Film remakes insult consumers, increased demand for original content necessary

In a world where stress is at an all-time high, many turn to movies for a break from the chaos of everyday life. For two hours, people can just grab some popcorn and become emerged in a different world. Newly released movies, however, are looking more and more like the iconic movies we have seen in the past. 

There are currently 135 movie remakes that will be produced between 2017 and 2021, according to IMDb. The reasoning behind this lofty of a number for remakes, isn’t all that surprising: all the top 10 worldwide grossing movies in 2017 were either sequels to a movie or a remake. 

When viewers are already entranced by a movie, it is easy for the film industry to exploit this for a profit.

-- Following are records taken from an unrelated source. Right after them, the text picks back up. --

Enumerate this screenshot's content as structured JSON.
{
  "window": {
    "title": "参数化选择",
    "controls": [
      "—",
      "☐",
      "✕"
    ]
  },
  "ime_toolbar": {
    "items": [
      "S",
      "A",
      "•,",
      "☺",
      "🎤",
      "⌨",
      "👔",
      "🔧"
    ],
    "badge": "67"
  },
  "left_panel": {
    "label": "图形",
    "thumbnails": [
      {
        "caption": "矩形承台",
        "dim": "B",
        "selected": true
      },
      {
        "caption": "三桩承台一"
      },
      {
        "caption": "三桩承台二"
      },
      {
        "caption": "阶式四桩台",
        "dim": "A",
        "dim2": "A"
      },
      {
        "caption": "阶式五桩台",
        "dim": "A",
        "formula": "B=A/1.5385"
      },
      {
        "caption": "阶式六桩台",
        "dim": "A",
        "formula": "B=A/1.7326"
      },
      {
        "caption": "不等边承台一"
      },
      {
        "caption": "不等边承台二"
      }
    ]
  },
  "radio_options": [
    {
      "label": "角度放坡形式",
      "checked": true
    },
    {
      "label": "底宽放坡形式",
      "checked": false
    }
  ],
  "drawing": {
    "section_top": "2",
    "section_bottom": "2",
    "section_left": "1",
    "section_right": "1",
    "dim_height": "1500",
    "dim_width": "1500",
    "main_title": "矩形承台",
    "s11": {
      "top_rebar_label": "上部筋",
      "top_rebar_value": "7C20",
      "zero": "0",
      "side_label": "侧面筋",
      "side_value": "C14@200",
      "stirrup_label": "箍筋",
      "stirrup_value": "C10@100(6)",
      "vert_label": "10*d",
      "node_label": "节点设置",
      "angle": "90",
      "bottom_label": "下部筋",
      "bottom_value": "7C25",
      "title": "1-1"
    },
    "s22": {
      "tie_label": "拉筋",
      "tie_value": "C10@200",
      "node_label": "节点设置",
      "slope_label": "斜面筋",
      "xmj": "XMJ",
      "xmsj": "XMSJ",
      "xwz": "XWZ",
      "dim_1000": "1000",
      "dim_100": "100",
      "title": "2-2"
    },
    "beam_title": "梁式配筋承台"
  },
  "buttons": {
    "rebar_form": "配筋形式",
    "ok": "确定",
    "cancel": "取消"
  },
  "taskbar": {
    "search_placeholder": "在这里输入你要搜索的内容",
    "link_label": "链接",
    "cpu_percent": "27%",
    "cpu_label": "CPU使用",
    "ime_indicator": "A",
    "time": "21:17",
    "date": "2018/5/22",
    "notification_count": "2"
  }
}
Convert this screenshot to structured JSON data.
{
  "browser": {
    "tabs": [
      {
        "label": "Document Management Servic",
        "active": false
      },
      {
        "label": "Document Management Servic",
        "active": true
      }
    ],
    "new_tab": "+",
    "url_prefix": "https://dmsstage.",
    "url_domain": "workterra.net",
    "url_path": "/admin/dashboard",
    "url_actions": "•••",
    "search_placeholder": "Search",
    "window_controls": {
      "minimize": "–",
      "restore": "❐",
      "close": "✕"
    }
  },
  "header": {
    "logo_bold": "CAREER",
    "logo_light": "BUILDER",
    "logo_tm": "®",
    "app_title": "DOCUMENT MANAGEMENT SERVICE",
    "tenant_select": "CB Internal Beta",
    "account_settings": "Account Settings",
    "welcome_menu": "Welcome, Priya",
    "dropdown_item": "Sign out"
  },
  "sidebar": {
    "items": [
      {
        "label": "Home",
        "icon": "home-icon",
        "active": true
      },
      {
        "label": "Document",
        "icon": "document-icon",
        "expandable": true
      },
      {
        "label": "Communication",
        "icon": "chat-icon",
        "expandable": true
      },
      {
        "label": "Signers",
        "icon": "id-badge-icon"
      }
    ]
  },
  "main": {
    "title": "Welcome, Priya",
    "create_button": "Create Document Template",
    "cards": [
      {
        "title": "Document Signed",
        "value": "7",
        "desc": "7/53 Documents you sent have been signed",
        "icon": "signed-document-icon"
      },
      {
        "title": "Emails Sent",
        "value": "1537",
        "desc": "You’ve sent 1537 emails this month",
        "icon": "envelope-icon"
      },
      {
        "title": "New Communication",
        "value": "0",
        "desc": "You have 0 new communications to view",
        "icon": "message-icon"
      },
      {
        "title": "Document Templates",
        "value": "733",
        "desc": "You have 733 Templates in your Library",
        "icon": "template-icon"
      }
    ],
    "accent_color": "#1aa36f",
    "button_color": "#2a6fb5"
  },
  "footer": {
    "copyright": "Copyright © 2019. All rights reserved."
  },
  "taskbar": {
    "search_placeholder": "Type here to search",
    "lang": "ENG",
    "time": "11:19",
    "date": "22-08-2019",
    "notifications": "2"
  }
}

It also saves moviemakers the effort of creating an original idea.

To be fair, reboots of classic movies are not always a bad thing. As Stephen King’s It and Wonder Woman have shown, sometimes rebuilding a movie by furthering the character development or through giving the movie a different outlook can enhance the story. 

These few remakes, however, are the exceptions to an industry that has begun to take beloved films and lazily redo them—without adding the substance needed to make the movie better than the original. For every good movie remake, there are two of The Mummy’s or Baywatch’s, which are poorly edited and better left untouched in their respective pasts.

Movies are supposed to be art. Although to the general public the cinematic experience may be more for pleasure than for critiquing, it is important that films are created with artistic effort—and not just for the maximum amount of profit.

When the general public buys tickets to poorly constructed remakes of previously loved classic movies, we are telling moviemakers that tickets can cheaply be bought on nostalgia alone. It is integral that we, as a society, stand up against these cash grabs and insist that poorly made movies will not be watched. 

In our cinema, we must look for more than just the name of a movie we recognize or a well-known actor. It needs to be known that rehashed tricks and poorly constructed subplots will not produce a profit; instead, they will result in bad ratings and little-to-no box office rates. 

The only way to successfully stop studios from remaking classic movies starts and ends with the general public. Sources like Rotten Tomatoes and IMDb are reputable sites when looking up ratings of movies written by both critics and moviegoers.

In addition to being educated about upcoming films, it is important to buy tickets to original and well-developed movies. It is also imperative to consider a movie that is not as widely known, as it may end up being your new favorite. For example, the 2016 Best Picture winner, Moonlight, had minimal playing in select theaters before it’s nomination for an Oscar.

As consumers, we deserve original, well-made content when it comes to the films we watch and the money we spend. It is essential to hold studios accountable for creating innovative, interesting films—not just remaking popular movies.